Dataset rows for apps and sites
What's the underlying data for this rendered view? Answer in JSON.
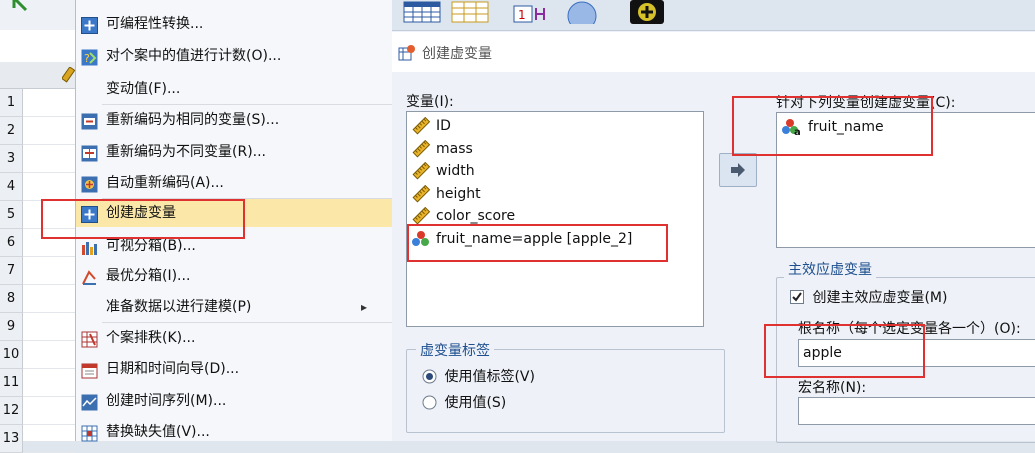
{
  "rows": [
    "1",
    "2",
    "3",
    "4",
    "5",
    "6",
    "7",
    "8",
    "9",
    "10",
    "11",
    "12",
    "13"
  ],
  "menu": {
    "items": [
      {
        "label": "可编程性转换...",
        "icon": "plus-box-icon"
      },
      {
        "label": "对个案中的值进行计数(O)...",
        "icon": "count-icon"
      },
      {
        "label": "变动值(F)...",
        "icon": ""
      },
      {
        "label": "重新编码为相同的变量(S)...",
        "icon": "recode-same-icon"
      },
      {
        "label": "重新编码为不同变量(R)...",
        "icon": "recode-different-icon"
      },
      {
        "label": "自动重新编码(A)...",
        "icon": "auto-recode-icon"
      },
      {
        "label": "创建虚变量",
        "icon": "plus-box-icon"
      },
      {
        "label": "可视分箱(B)...",
        "icon": "visual-binning-icon"
      },
      {
        "label": "最优分箱(I)...",
        "icon": "optimal-binning-icon"
      },
      {
        "label": "准备数据以进行建模(P)",
        "icon": ""
      },
      {
        "label": "个案排秩(K)...",
        "icon": "rank-icon"
      },
      {
        "label": "日期和时间向导(D)...",
        "icon": "calendar-icon"
      },
      {
        "label": "创建时间序列(M)...",
        "icon": "time-series-icon"
      },
      {
        "label": "替换缺失值(V)...",
        "icon": "replace-missing-icon"
      }
    ],
    "submenu_arrow": "▸"
  },
  "dialog": {
    "title": "创建虚变量",
    "variables_label": "变量(I):",
    "variables": [
      {
        "name": "ID",
        "icon": "ruler-icon"
      },
      {
        "name": "mass",
        "icon": "ruler-icon"
      },
      {
        "name": "width",
        "icon": "ruler-icon"
      },
      {
        "name": "height",
        "icon": "ruler-icon"
      },
      {
        "name": "color_score",
        "icon": "ruler-icon"
      },
      {
        "name": "fruit_name=apple [apple_2]",
        "icon": "nominal-icon"
      }
    ],
    "target_label": "针对下列变量创建虚变量(C):",
    "target_vars": [
      {
        "name": "fruit_name",
        "icon": "nominal-string-icon"
      }
    ],
    "dummy_label_group": "虚变量标签",
    "radio_use_value_labels": "使用值标签(V)",
    "radio_use_values": "使用值(S)",
    "main_effect_group": "主效应虚变量",
    "checkbox_create_main": "创建主效应虚变量(M)",
    "root_name_label": "根名称（每个选定变量各一个）(O):",
    "root_name_value": "apple",
    "macro_name_label": "宏名称(N):",
    "macro_name_value": ""
  }
}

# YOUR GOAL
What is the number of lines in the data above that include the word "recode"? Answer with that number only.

# YOUR SOLUTION
3